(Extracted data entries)
== Segment start ==
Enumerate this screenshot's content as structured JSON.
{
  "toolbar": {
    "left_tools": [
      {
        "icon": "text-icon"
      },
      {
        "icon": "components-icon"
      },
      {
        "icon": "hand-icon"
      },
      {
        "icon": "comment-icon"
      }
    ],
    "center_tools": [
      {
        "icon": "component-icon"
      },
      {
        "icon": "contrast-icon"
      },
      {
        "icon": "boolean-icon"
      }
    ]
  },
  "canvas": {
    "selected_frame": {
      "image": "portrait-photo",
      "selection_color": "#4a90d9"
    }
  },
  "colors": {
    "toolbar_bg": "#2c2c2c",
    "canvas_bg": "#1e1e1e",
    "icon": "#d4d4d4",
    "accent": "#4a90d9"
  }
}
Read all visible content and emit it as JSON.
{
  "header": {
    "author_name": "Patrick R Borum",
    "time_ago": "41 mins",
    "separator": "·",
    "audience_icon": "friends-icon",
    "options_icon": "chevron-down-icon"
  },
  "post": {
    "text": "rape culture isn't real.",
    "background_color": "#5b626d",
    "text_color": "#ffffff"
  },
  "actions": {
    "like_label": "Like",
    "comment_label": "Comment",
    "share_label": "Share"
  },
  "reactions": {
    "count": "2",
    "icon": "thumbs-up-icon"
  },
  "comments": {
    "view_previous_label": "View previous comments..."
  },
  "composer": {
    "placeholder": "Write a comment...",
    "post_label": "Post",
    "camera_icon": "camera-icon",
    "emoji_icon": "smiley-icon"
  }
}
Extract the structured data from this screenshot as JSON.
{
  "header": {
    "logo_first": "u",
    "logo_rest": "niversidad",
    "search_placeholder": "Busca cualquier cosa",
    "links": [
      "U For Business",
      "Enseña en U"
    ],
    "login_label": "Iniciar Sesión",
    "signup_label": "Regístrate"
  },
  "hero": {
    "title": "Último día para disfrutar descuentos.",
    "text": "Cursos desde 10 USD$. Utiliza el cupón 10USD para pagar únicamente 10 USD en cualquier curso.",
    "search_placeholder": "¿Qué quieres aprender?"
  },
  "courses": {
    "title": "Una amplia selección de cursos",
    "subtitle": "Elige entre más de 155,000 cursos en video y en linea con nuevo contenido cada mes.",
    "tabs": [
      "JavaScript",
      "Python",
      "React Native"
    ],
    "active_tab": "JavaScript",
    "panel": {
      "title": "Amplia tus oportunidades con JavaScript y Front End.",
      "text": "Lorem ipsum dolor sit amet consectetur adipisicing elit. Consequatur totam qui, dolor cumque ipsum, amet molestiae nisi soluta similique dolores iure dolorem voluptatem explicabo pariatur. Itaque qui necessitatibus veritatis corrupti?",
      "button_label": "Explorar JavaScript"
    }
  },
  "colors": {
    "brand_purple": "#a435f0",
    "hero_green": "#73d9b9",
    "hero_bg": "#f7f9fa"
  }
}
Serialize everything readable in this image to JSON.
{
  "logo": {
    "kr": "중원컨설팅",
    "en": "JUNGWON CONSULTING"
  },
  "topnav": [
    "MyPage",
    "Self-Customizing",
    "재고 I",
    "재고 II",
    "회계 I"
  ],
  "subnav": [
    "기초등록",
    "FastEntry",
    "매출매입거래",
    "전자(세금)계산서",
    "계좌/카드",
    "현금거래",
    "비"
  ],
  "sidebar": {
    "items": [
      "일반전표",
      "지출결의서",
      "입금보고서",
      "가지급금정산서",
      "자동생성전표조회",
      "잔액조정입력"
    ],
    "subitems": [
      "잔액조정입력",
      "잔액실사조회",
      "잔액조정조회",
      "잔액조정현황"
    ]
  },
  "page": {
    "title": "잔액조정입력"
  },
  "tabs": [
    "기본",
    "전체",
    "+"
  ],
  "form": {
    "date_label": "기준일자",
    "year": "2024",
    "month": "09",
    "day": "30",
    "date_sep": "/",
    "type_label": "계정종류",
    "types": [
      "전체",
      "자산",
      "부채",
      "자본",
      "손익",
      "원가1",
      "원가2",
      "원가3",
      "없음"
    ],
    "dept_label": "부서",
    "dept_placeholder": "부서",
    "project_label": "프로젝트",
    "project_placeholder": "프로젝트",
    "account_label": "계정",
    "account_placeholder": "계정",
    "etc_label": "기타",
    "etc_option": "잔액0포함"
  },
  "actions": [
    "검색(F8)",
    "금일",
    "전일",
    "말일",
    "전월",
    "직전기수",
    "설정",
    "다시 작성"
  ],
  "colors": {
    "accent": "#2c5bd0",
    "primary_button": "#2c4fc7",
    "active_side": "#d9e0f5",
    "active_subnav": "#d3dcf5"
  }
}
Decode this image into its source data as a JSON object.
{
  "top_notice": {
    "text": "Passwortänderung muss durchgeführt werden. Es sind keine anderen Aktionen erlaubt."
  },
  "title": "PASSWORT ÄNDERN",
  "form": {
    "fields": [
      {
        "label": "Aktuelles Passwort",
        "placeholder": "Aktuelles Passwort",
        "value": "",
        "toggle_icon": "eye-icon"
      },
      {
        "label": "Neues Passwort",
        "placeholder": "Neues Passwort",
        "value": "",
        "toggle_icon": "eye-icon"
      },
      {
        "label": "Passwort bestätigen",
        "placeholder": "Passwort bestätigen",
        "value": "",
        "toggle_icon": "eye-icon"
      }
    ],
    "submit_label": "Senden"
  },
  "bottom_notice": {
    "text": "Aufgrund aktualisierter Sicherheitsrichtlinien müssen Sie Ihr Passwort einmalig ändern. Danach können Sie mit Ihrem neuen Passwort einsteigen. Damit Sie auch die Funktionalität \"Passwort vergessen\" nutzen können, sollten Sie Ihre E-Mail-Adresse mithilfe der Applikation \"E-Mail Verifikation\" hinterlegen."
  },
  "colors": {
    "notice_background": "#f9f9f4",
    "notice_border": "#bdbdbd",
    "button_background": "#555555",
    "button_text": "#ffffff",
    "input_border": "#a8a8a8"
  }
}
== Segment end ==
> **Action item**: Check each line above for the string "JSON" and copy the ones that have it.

> **Answer to this task**:
Enumerate this screenshot's content as structured JSON.
Read all visible content and emit it as JSON.
Extract the structured data from this screenshot as JSON.
Serialize everything readable in this image to JSON.
Decode this image into its source data as a JSON object.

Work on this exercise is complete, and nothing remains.